Source records:

*-*-*

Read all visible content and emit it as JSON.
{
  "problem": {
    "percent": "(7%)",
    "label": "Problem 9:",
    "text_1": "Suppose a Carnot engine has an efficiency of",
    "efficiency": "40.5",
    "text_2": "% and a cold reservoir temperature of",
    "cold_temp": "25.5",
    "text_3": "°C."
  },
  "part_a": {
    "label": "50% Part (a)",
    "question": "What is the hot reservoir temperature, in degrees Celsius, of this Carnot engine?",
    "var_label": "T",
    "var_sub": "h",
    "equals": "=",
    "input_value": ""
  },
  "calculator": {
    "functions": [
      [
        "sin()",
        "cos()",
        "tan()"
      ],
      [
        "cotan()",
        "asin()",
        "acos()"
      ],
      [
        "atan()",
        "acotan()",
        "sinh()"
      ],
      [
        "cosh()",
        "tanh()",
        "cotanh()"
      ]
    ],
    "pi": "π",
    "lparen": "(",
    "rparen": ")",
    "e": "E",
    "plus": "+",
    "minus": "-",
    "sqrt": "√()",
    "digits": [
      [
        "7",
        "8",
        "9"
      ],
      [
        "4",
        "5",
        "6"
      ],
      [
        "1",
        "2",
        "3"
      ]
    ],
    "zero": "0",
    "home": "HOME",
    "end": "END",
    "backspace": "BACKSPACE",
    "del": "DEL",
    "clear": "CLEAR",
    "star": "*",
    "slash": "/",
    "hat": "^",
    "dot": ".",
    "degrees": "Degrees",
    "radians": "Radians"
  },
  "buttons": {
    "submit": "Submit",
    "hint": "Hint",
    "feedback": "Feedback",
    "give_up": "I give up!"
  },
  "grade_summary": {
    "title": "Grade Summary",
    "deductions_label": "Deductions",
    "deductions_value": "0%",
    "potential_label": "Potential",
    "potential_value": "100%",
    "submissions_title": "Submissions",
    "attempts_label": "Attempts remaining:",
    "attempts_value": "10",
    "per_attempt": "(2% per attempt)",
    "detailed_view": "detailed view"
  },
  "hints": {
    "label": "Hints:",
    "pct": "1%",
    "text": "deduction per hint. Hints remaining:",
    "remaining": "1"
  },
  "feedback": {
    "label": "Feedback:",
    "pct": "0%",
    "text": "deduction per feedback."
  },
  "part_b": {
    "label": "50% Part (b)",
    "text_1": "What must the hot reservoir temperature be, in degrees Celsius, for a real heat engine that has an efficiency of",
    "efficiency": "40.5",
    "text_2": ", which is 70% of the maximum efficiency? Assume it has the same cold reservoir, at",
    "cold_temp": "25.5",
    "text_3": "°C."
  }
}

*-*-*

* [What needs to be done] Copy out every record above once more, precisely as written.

* [Solved exercise]
Read all visible content and emit it as JSON.
{
  "problem": {
    "percent": "(7%)",
    "label": "Problem 9:",
    "text_1": "Suppose a Carnot engine has an efficiency of",
    "efficiency": "40.5",
    "text_2": "% and a cold reservoir temperature of",
    "cold_temp": "25.5",
    "text_3": "°C."
  },
  "part_a": {
    "label": "50% Part (a)",
    "question": "What is the hot reservoir temperature, in degrees Celsius, of this Carnot engine?",
    "var_label": "T",
    "var_sub": "h",
    "equals": "=",
    "input_value": ""
  },
  "calculator": {
    "functions": [
      [
        "sin()",
        "cos()",
        "tan()"
      ],
      [
        "cotan()",
        "asin()",
        "acos()"
      ],
      [
        "atan()",
        "acotan()",
        "sinh()"
      ],
      [
        "cosh()",
        "tanh()",
        "cotanh()"
      ]
    ],
    "pi": "π",
    "lparen": "(",
    "rparen": ")",
    "e": "E",
    "plus": "+",
    "minus": "-",
    "sqrt": "√()",
    "digits": [
      [
        "7",
        "8",
        "9"
      ],
      [
        "4",
        "5",
        "6"
      ],
      [
        "1",
        "2",
        "3"
      ]
    ],
    "zero": "0",
    "home": "HOME",
    "end": "END",
    "backspace": "BACKSPACE",
    "del": "DEL",
    "clear": "CLEAR",
    "star": "*",
    "slash": "/",
    "hat": "^",
    "dot": ".",
    "degrees": "Degrees",
    "radians": "Radians"
  },
  "buttons": {
    "submit": "Submit",
    "hint": "Hint",
    "feedback": "Feedback",
    "give_up": "I give up!"
  },
  "grade_summary": {
    "title": "Grade Summary",
    "deductions_label": "Deductions",
    "deductions_value": "0%",
    "potential_label": "Potential",
    "potential_value": "100%",
    "submissions_title": "Submissions",
    "attempts_label": "Attempts remaining:",
    "attempts_value": "10",
    "per_attempt": "(2% per attempt)",
    "detailed_view": "detailed view"
  },
  "hints": {
    "label": "Hints:",
    "pct": "1%",
    "text": "deduction per hint. Hints remaining:",
    "remaining": "1"
  },
  "feedback": {
    "label": "Feedback:",
    "pct": "0%",
    "text": "deduction per feedback."
  },
  "part_b": {
    "label": "50% Part (b)",
    "text_1": "What must the hot reservoir temperature be, in degrees Celsius, for a real heat engine that has an efficiency of",
    "efficiency": "40.5",
    "text_2": ", which is 70% of the maximum efficiency? Assume it has the same cold reservoir, at",
    "cold_temp": "25.5",
    "text_3": "°C."
  }
}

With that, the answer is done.